Novartis has just shelled out $15 million for Gamida Cell, and here's why.
Swiss drugmaker Novartis has been busy as of late, plunking down $15 million for Israel stem cell therapy developer Gamida Cell.
That will get Novartis another 2.5 percent stake in the company, just a year after spending $35 million on a 15 percent stake in the company, according to a Reuters report.
Novartis could eventually push the deal to $600 million if it exercises the buyout option expiring in 2016.

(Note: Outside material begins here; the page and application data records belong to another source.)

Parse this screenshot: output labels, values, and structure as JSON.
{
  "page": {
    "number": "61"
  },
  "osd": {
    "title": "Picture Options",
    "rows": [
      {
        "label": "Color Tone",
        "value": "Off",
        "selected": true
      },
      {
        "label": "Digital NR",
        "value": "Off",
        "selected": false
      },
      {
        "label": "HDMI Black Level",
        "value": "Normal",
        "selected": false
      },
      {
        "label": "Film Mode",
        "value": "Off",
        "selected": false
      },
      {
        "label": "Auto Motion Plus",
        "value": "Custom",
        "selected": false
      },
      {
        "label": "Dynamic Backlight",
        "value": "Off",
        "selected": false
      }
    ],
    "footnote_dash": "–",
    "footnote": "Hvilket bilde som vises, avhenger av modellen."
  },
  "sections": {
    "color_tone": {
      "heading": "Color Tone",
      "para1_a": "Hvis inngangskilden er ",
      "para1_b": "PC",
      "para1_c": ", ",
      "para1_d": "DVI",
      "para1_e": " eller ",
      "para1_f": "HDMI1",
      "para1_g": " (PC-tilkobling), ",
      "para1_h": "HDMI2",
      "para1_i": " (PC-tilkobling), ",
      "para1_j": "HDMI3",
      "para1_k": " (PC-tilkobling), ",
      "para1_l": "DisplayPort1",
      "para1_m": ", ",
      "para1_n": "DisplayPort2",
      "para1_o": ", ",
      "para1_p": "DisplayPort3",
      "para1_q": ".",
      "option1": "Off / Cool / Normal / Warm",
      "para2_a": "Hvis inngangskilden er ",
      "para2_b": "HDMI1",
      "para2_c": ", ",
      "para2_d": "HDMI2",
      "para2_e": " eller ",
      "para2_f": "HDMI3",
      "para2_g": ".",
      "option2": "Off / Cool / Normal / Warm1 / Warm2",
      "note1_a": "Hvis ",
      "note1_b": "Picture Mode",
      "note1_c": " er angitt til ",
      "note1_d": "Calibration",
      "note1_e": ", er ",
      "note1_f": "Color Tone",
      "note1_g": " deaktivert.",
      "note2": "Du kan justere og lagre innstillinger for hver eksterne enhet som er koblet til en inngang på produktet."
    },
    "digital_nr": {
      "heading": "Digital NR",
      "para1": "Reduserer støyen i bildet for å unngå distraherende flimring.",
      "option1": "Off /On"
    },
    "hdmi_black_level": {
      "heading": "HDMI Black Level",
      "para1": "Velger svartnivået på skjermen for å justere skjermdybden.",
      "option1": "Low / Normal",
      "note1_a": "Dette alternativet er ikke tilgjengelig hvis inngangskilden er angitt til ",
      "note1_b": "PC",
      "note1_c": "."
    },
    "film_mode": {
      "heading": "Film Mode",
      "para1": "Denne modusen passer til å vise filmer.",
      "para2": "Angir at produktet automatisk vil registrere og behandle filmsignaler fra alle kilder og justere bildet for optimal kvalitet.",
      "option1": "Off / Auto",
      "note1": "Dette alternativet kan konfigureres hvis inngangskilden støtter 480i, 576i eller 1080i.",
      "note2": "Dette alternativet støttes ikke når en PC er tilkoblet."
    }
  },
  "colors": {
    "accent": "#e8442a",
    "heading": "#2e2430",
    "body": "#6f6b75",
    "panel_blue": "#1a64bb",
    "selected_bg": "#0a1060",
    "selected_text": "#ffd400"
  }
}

Why is Novartis making the move? This new investment will help advance Gamida Cell’s clinical programs. That includes developing an experimental treatment for patients with hematological malignancies and blood cancers, like leukemia. This treatment, called NiCord, is set for a Phase III clinical trial in the middle of next year.
By pulling the trigger on this deal, Novartis has agreed to invest $5 million in Gamida Cell for the extra 2.5 percent, with another $10 million to be spent on late stage development of NiCord.
Under the terms of the agreement, Gamida Cell gets to keep the rights to their products and technology and will not have to hand them over to Novartis.
Novartis is the biggest pharmaceutical company in the world when it comes to sales, with an estimated $57.9 billion in 2013. The company had a market cap of about $280 billion, which would make it the largest healthcare company period in this metric. It is known for producing a wide range of widely used drugs, like Clozaril, Diovan, Ritalin, and Lamisil, to name just a few.
Novartis has three operatin divisions, separated into pharmaceuticals, eye care, and generics.
Gamida Cell describes itself as a world leader in stem cell population expansion technologies, as well as therapeutic products. NiCord is its flagship product, which aims to treat patients with a high risk of leukemia and lymphoma. It would be an alternative to bone marrow transplants.